The truth of the matter is you might not get a fair sampling of what we can do for you in only one or two months. PR is a process. It takes time to build awareness. Even if you did land a great feature or two in that short amount of time, it might take a few placemtns before consumers change their buying habits.

PR needs time to work

Think about it: by the time the publicist pitches the product, coordinates a product sample, and allows time for them to trial it before following up with an editor or producer — one or two months barely gives your product a fighting chance to make it into a publication. After all, your product needs to fit into what editors and producers are working on at any given time. These aren’t paid ads. We are at the mercy of editors, producers, and your product to take it across the finish line. Your publicist needs to make sure your product is top of mind when an opportunity arises.

Much of a publicist’s work is done at the very beginning of the campaign. There’s usually a strategy call.  The publicist will then make media lists, write pitches, and start sending them out–changing the pitch constantly depending upon the outlet and angle–trying to find something that resonates with the media

The ideal PR campaign “trial” period is 4 to 6 months

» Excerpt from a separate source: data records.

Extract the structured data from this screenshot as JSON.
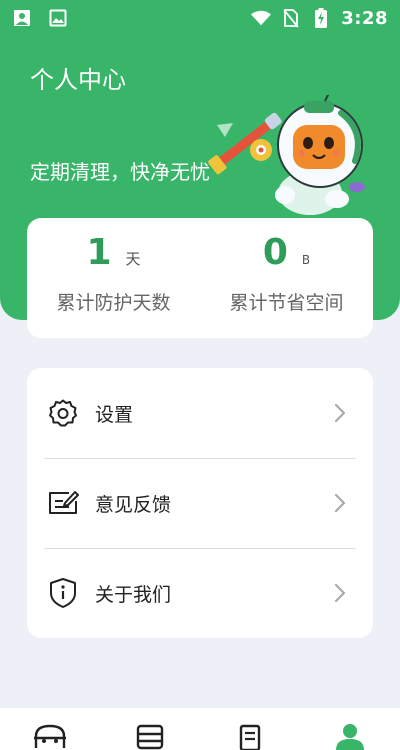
{
  "status_bar": {
    "time": "3:28",
    "icons": [
      "person-notification-icon",
      "image-notification-icon",
      "wifi-icon",
      "no-sim-icon",
      "battery-charging-icon"
    ]
  },
  "header": {
    "title": "个人中心",
    "slogan": "定期清理，快净无忧"
  },
  "stats": [
    {
      "value": "1",
      "unit": "天",
      "label": "累计防护天数"
    },
    {
      "value": "0",
      "unit": "B",
      "label": "累计节省空间"
    }
  ],
  "menu": [
    {
      "label": "设置",
      "icon": "gear-icon"
    },
    {
      "label": "意见反馈",
      "icon": "feedback-icon"
    },
    {
      "label": "关于我们",
      "icon": "info-shield-icon"
    }
  ],
  "tabbar": {
    "tabs": [
      {
        "icon": "robot-icon",
        "active": false
      },
      {
        "icon": "storage-icon",
        "active": false
      },
      {
        "icon": "document-icon",
        "active": false
      },
      {
        "icon": "profile-icon",
        "active": true
      }
    ]
  },
  "colors": {
    "primary": "#39b56a",
    "background": "#eef0f7",
    "accent_text": "#2f9c5a"
  }
}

Four to six months is a more realistic timeline for a PR campaign. In the first month, you might get lucky and land a great feature. More than likely, you’ll have interest, and as time goes on hopefully that interest converts to features. We call it the snowball effect. PR is also a lot like planting and growing a garden. Four to six months is short,  but it’s a good sample or trial PR campaign period. Many features will still come in even after the first campaign ends. Our clients who do best are in it for the long haul.

I received an email the other day from a client who had to hit the pause button on her six-month campaign and features are still coming in  –some big ones. She said, “we see more clearly how it all works. THANK YOU”. Happy clients. We love them–you want to be one! The best way to achieve it is by giving your product and your publicist time to put their best foot forward.

If you want to learn more about how Orca Communications can help you get more press coverage for your business, click here to schedule a consultation with Kim or one of the other experienced members of the Orca pod.